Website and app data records

________

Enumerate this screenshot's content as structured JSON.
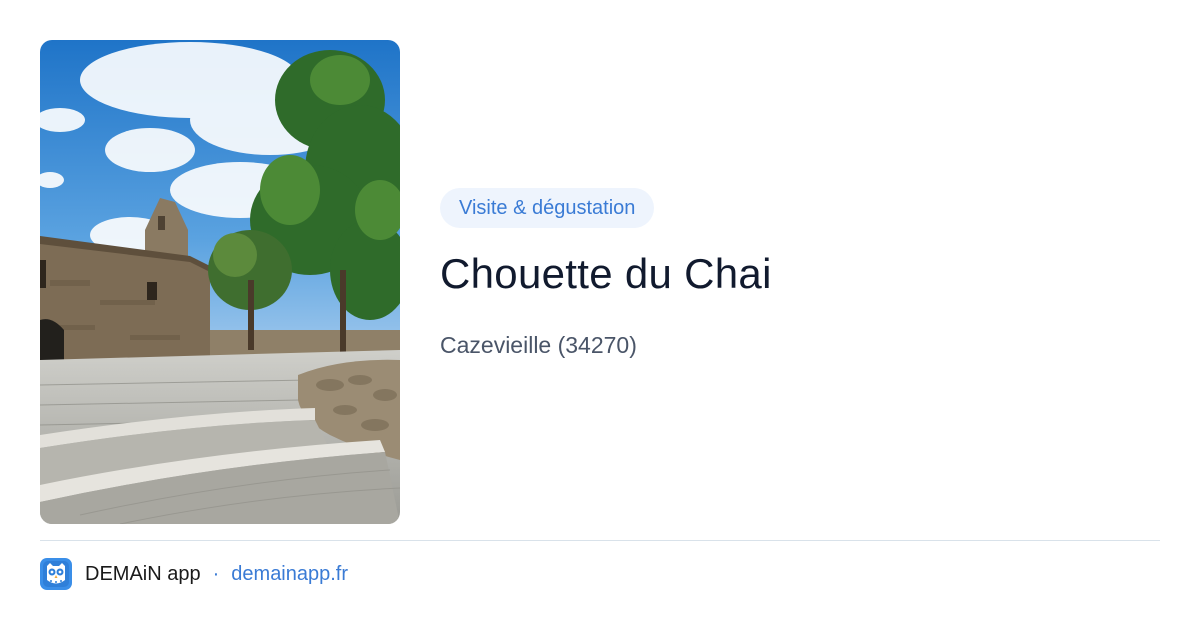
{
  "card": {
    "category": "Visite & dégustation",
    "title": "Chouette du Chai",
    "location": "Cazevieille (34270)",
    "image": "stone-chapel-courtyard-photo"
  },
  "footer": {
    "app_icon": "owl-app-icon",
    "app_name": "DEMAiN app",
    "separator": "·",
    "link_text": "demainapp.fr"
  },
  "colors": {
    "accent": "#3a7bd5",
    "badge_bg": "#eef4fd",
    "title": "#111a2e",
    "subtitle": "#4a5568",
    "divider": "#d9e2ea"
  }
}
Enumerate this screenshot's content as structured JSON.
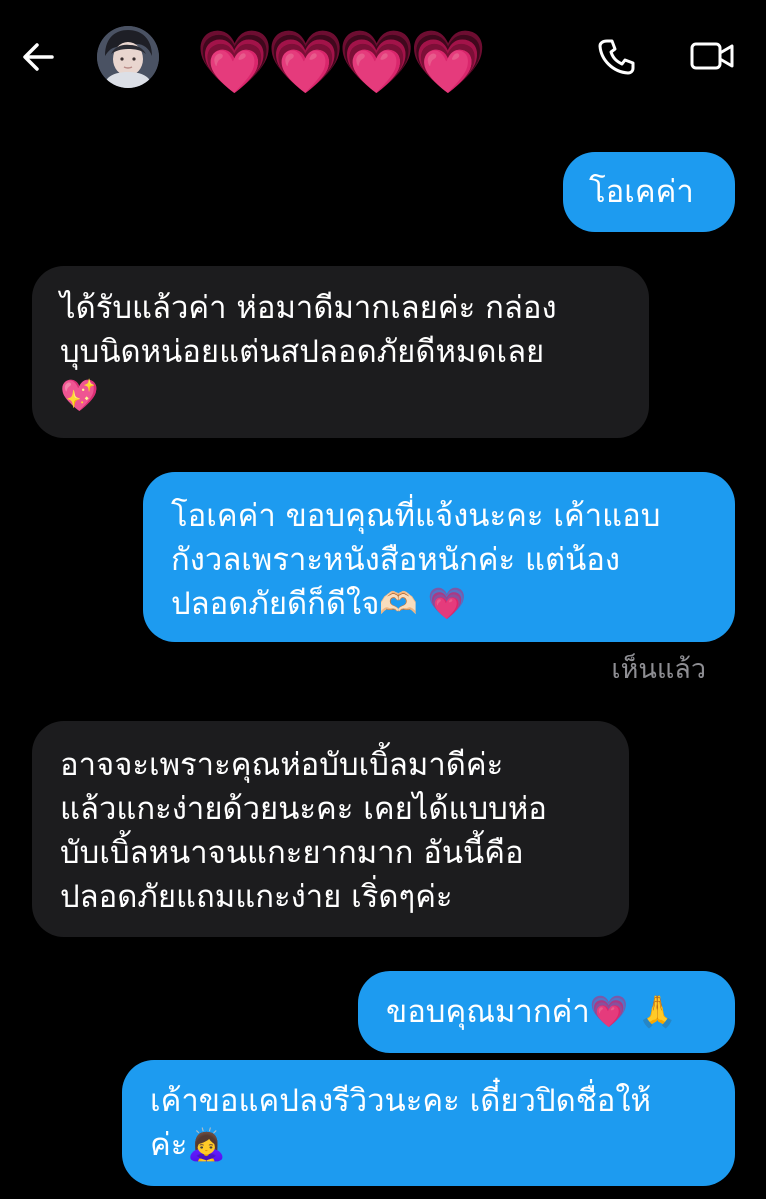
{
  "header": {
    "back_label": "Back",
    "contact_name": "💗💗💗💗",
    "call_label": "Voice call",
    "video_label": "Video call"
  },
  "messages": [
    {
      "direction": "outgoing",
      "text": "โอเคค่า"
    },
    {
      "direction": "incoming",
      "text": "ได้รับแล้วค่า ห่อมาดีมากเลยค่ะ กล่อง\nบุบนิดหน่อยแต่นสปลอดภัยดีหมดเลย\n💖"
    },
    {
      "direction": "outgoing",
      "text": "โอเคค่า ขอบคุณที่แจ้งนะคะ เค้าแอบ\nกังวลเพราะหนังสือหนักค่ะ แต่น้อง\nปลอดภัยดีก็ดีใจ🫶🏻 💗"
    },
    {
      "direction": "incoming",
      "text": "อาจจะเพราะคุณห่อบับเบิ้ลมาดีค่ะ\nแล้วแกะง่ายด้วยนะคะ เคยได้แบบห่อ\nบับเบิ้ลหนาจนแกะยากมาก อันนี้คือ\nปลอดภัยแถมแกะง่าย เริ่ดๆค่ะ"
    },
    {
      "direction": "outgoing",
      "text": "ขอบคุณมากค่า💗 🙏"
    },
    {
      "direction": "outgoing",
      "text": "เค้าขอแคปลงรีวิวนะคะ เดี๋ยวปิดชื่อให้\nค่ะ🙇‍♀️"
    }
  ],
  "seen_status": "เห็นแล้ว",
  "colors": {
    "background": "#000000",
    "outgoing_bubble": "#1d9bf0",
    "incoming_bubble": "#1c1c1e",
    "seen_text": "#8e8e93"
  },
  "icons": [
    "arrow-left-icon",
    "avatar",
    "phone-icon",
    "video-camera-icon"
  ]
}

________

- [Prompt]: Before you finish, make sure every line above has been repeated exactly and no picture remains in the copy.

- [Result]:
Enumerate this screenshot's content as structured JSON.
{
  "card": {
    "category": "Visite & dégustation",
    "title": "Chouette du Chai",
    "location": "Cazevieille (34270)",
    "image": "stone-chapel-courtyard-photo"
  },
  "footer": {
    "app_icon": "owl-app-icon",
    "app_name": "DEMAiN app",
    "separator": "·",
    "link_text": "demainapp.fr"
  },
  "colors": {
    "accent": "#3a7bd5",
    "badge_bg": "#eef4fd",
    "title": "#111a2e",
    "subtitle": "#4a5568",
    "divider": "#d9e2ea"
  }
}
Enumerate this screenshot's content as structured JSON.
{
  "header": {
    "back_label": "Back",
    "contact_name": "💗💗💗💗",
    "call_label": "Voice call",
    "video_label": "Video call"
  },
  "messages": [
    {
      "direction": "outgoing",
      "text": "โอเคค่า"
    },
    {
      "direction": "incoming",
      "text": "ได้รับแล้วค่า ห่อมาดีมากเลยค่ะ กล่อง\nบุบนิดหน่อยแต่นสปลอดภัยดีหมดเลย\n💖"
    },
    {
      "direction": "outgoing",
      "text": "โอเคค่า ขอบคุณที่แจ้งนะคะ เค้าแอบ\nกังวลเพราะหนังสือหนักค่ะ แต่น้อง\nปลอดภัยดีก็ดีใจ🫶🏻 💗"
    },
    {
      "direction": "incoming",
      "text": "อาจจะเพราะคุณห่อบับเบิ้ลมาดีค่ะ\nแล้วแกะง่ายด้วยนะคะ เคยได้แบบห่อ\nบับเบิ้ลหนาจนแกะยากมาก อันนี้คือ\nปลอดภัยแถมแกะง่าย เริ่ดๆค่ะ"
    },
    {
      "direction": "outgoing",
      "text": "ขอบคุณมากค่า💗 🙏"
    },
    {
      "direction": "outgoing",
      "text": "เค้าขอแคปลงรีวิวนะคะ เดี๋ยวปิดชื่อให้\nค่ะ🙇‍♀️"
    }
  ],
  "seen_status": "เห็นแล้ว",
  "colors": {
    "background": "#000000",
    "outgoing_bubble": "#1d9bf0",
    "incoming_bubble": "#1c1c1e",
    "seen_text": "#8e8e93"
  },
  "icons": [
    "arrow-left-icon",
    "avatar",
    "phone-icon",
    "video-camera-icon"
  ]
}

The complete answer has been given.